• [GOAL OF THE EXERCISE]: Records appear below. Give all of them again, exactly.

• [Entries from a dataset of interfaces]:
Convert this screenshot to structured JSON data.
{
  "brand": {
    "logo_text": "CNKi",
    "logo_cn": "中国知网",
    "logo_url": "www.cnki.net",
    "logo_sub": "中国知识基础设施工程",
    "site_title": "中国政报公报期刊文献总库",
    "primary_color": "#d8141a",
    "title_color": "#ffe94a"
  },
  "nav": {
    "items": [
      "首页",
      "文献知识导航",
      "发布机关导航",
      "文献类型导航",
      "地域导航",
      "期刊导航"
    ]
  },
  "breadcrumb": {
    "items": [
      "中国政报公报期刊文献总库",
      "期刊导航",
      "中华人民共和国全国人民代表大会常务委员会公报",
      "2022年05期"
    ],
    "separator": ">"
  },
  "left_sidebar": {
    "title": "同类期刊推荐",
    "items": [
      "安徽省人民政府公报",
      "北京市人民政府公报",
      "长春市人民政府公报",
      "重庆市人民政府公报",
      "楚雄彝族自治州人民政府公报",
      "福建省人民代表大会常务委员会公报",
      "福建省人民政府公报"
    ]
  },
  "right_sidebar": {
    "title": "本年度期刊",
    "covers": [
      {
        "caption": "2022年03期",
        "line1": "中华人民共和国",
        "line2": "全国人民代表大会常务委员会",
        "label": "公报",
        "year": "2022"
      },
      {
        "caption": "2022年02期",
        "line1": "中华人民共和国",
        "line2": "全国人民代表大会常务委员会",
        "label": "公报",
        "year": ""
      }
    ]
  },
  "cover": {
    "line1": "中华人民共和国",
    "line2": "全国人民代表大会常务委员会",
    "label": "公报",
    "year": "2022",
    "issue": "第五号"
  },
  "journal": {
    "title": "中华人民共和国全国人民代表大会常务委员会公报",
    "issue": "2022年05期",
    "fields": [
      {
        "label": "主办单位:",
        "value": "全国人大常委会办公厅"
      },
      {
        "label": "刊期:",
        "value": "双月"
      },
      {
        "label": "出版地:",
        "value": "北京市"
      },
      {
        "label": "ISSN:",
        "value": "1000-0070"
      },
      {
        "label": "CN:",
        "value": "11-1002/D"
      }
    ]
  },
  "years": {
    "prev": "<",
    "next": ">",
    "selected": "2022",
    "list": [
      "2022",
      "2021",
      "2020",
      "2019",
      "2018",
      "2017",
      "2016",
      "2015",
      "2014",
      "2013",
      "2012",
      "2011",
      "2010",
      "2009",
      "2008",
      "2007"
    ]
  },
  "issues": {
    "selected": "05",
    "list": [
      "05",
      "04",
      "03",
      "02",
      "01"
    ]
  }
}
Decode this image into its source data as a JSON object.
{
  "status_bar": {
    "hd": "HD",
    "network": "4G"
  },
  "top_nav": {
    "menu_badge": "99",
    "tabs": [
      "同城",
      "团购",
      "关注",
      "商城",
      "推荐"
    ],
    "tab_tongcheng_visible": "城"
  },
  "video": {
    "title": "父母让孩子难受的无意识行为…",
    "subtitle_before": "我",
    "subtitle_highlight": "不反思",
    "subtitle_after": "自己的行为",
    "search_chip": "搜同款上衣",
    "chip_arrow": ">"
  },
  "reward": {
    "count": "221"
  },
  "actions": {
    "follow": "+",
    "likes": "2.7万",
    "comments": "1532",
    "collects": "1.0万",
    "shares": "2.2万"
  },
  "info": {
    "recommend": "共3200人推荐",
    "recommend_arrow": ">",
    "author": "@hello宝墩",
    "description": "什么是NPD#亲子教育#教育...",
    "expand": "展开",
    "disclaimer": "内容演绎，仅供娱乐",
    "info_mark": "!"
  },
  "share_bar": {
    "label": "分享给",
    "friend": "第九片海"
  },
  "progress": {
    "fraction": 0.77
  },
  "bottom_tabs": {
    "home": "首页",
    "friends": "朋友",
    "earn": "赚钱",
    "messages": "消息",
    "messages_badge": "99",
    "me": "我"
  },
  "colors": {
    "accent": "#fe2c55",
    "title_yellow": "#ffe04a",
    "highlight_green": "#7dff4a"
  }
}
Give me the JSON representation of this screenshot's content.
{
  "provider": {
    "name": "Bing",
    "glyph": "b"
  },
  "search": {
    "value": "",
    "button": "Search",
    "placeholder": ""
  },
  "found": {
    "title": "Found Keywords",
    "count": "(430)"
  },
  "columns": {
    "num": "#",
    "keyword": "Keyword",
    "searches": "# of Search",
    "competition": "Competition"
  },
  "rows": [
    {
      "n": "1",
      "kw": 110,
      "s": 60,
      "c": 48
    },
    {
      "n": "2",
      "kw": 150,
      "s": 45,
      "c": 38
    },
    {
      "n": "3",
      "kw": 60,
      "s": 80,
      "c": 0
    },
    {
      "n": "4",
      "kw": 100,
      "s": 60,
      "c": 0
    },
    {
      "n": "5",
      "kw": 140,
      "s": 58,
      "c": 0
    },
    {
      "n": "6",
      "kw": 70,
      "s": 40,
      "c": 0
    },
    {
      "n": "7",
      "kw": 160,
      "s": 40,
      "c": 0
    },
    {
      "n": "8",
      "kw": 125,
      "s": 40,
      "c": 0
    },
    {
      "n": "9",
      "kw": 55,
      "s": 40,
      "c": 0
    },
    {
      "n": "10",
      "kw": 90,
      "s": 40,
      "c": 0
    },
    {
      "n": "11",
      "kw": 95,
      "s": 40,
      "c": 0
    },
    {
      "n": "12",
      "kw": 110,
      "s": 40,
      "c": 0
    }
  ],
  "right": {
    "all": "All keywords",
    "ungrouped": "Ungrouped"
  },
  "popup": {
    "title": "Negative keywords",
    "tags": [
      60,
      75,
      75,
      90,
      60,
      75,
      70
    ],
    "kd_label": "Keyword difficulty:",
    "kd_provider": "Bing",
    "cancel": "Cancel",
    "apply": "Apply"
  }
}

• [RESPONSE AREA]:
Convert this screenshot to structured JSON data.
{
  "brand": {
    "logo_text": "CNKi",
    "logo_cn": "中国知网",
    "logo_url": "www.cnki.net",
    "logo_sub": "中国知识基础设施工程",
    "site_title": "中国政报公报期刊文献总库",
    "primary_color": "#d8141a",
    "title_color": "#ffe94a"
  },
  "nav": {
    "items": [
      "首页",
      "文献知识导航",
      "发布机关导航",
      "文献类型导航",
      "地域导航",
      "期刊导航"
    ]
  },
  "breadcrumb": {
    "items": [
      "中国政报公报期刊文献总库",
      "期刊导航",
      "中华人民共和国全国人民代表大会常务委员会公报",
      "2022年05期"
    ],
    "separator": ">"
  },
  "left_sidebar": {
    "title": "同类期刊推荐",
    "items": [
      "安徽省人民政府公报",
      "北京市人民政府公报",
      "长春市人民政府公报",
      "重庆市人民政府公报",
      "楚雄彝族自治州人民政府公报",
      "福建省人民代表大会常务委员会公报",
      "福建省人民政府公报"
    ]
  },
  "right_sidebar": {
    "title": "本年度期刊",
    "covers": [
      {
        "caption": "2022年03期",
        "line1": "中华人民共和国",
        "line2": "全国人民代表大会常务委员会",
        "label": "公报",
        "year": "2022"
      },
      {
        "caption": "2022年02期",
        "line1": "中华人民共和国",
        "line2": "全国人民代表大会常务委员会",
        "label": "公报",
        "year": ""
      }
    ]
  },
  "cover": {
    "line1": "中华人民共和国",
    "line2": "全国人民代表大会常务委员会",
    "label": "公报",
    "year": "2022",
    "issue": "第五号"
  },
  "journal": {
    "title": "中华人民共和国全国人民代表大会常务委员会公报",
    "issue": "2022年05期",
    "fields": [
      {
        "label": "主办单位:",
        "value": "全国人大常委会办公厅"
      },
      {
        "label": "刊期:",
        "value": "双月"
      },
      {
        "label": "出版地:",
        "value": "北京市"
      },
      {
        "label": "ISSN:",
        "value": "1000-0070"
      },
      {
        "label": "CN:",
        "value": "11-1002/D"
      }
    ]
  },
  "years": {
    "prev": "<",
    "next": ">",
    "selected": "2022",
    "list": [
      "2022",
      "2021",
      "2020",
      "2019",
      "2018",
      "2017",
      "2016",
      "2015",
      "2014",
      "2013",
      "2012",
      "2011",
      "2010",
      "2009",
      "2008",
      "2007"
    ]
  },
  "issues": {
    "selected": "05",
    "list": [
      "05",
      "04",
      "03",
      "02",
      "01"
    ]
  }
}
Decode this image into its source data as a JSON object.
{
  "status_bar": {
    "hd": "HD",
    "network": "4G"
  },
  "top_nav": {
    "menu_badge": "99",
    "tabs": [
      "同城",
      "团购",
      "关注",
      "商城",
      "推荐"
    ],
    "tab_tongcheng_visible": "城"
  },
  "video": {
    "title": "父母让孩子难受的无意识行为…",
    "subtitle_before": "我",
    "subtitle_highlight": "不反思",
    "subtitle_after": "自己的行为",
    "search_chip": "搜同款上衣",
    "chip_arrow": ">"
  },
  "reward": {
    "count": "221"
  },
  "actions": {
    "follow": "+",
    "likes": "2.7万",
    "comments": "1532",
    "collects": "1.0万",
    "shares": "2.2万"
  },
  "info": {
    "recommend": "共3200人推荐",
    "recommend_arrow": ">",
    "author": "@hello宝墩",
    "description": "什么是NPD#亲子教育#教育...",
    "expand": "展开",
    "disclaimer": "内容演绎，仅供娱乐",
    "info_mark": "!"
  },
  "share_bar": {
    "label": "分享给",
    "friend": "第九片海"
  },
  "progress": {
    "fraction": 0.77
  },
  "bottom_tabs": {
    "home": "首页",
    "friends": "朋友",
    "earn": "赚钱",
    "messages": "消息",
    "messages_badge": "99",
    "me": "我"
  },
  "colors": {
    "accent": "#fe2c55",
    "title_yellow": "#ffe04a",
    "highlight_green": "#7dff4a"
  }
}
Give me the JSON representation of this screenshot's content.
{
  "provider": {
    "name": "Bing",
    "glyph": "b"
  },
  "search": {
    "value": "",
    "button": "Search",
    "placeholder": ""
  },
  "found": {
    "title": "Found Keywords",
    "count": "(430)"
  },
  "columns": {
    "num": "#",
    "keyword": "Keyword",
    "searches": "# of Search",
    "competition": "Competition"
  },
  "rows": [
    {
      "n": "1",
      "kw": 110,
      "s": 60,
      "c": 48
    },
    {
      "n": "2",
      "kw": 150,
      "s": 45,
      "c": 38
    },
    {
      "n": "3",
      "kw": 60,
      "s": 80,
      "c": 0
    },
    {
      "n": "4",
      "kw": 100,
      "s": 60,
      "c": 0
    },
    {
      "n": "5",
      "kw": 140,
      "s": 58,
      "c": 0
    },
    {
      "n": "6",
      "kw": 70,
      "s": 40,
      "c": 0
    },
    {
      "n": "7",
      "kw": 160,
      "s": 40,
      "c": 0
    },
    {
      "n": "8",
      "kw": 125,
      "s": 40,
      "c": 0
    },
    {
      "n": "9",
      "kw": 55,
      "s": 40,
      "c": 0
    },
    {
      "n": "10",
      "kw": 90,
      "s": 40,
      "c": 0
    },
    {
      "n": "11",
      "kw": 95,
      "s": 40,
      "c": 0
    },
    {
      "n": "12",
      "kw": 110,
      "s": 40,
      "c": 0
    }
  ],
  "right": {
    "all": "All keywords",
    "ungrouped": "Ungrouped"
  },
  "popup": {
    "title": "Negative keywords",
    "tags": [
      60,
      75,
      75,
      90,
      60,
      75,
      70
    ],
    "kd_label": "Keyword difficulty:",
    "kd_provider": "Bing",
    "cancel": "Cancel",
    "apply": "Apply"
  }
}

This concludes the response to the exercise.